Data items:

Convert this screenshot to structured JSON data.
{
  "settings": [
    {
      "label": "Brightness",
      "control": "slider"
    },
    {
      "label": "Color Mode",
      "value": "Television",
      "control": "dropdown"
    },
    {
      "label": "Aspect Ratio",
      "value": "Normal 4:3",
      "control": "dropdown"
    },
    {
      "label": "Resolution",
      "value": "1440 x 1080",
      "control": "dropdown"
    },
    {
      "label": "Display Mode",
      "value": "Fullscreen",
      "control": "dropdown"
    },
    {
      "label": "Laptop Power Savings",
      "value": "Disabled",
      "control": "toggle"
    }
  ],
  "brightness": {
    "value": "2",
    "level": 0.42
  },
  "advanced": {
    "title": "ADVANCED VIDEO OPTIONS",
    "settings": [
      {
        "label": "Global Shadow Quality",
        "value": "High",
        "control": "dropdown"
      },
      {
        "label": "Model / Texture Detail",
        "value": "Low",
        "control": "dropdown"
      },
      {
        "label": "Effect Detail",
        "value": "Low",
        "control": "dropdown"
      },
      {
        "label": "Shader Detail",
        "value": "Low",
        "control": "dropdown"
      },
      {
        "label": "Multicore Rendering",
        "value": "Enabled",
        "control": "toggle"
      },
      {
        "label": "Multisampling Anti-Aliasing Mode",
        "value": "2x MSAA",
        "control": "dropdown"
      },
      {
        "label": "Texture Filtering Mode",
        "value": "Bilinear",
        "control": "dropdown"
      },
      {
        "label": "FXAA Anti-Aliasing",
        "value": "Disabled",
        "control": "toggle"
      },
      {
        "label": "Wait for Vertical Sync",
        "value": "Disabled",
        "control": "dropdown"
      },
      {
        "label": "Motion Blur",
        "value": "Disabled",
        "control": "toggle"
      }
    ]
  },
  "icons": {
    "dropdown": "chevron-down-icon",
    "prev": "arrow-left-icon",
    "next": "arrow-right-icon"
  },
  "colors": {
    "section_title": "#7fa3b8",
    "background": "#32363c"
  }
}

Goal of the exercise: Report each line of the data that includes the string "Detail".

Your solution:
        "label": "Model / Texture Detail",
        "label": "Effect Detail",
        "label": "Shader Detail",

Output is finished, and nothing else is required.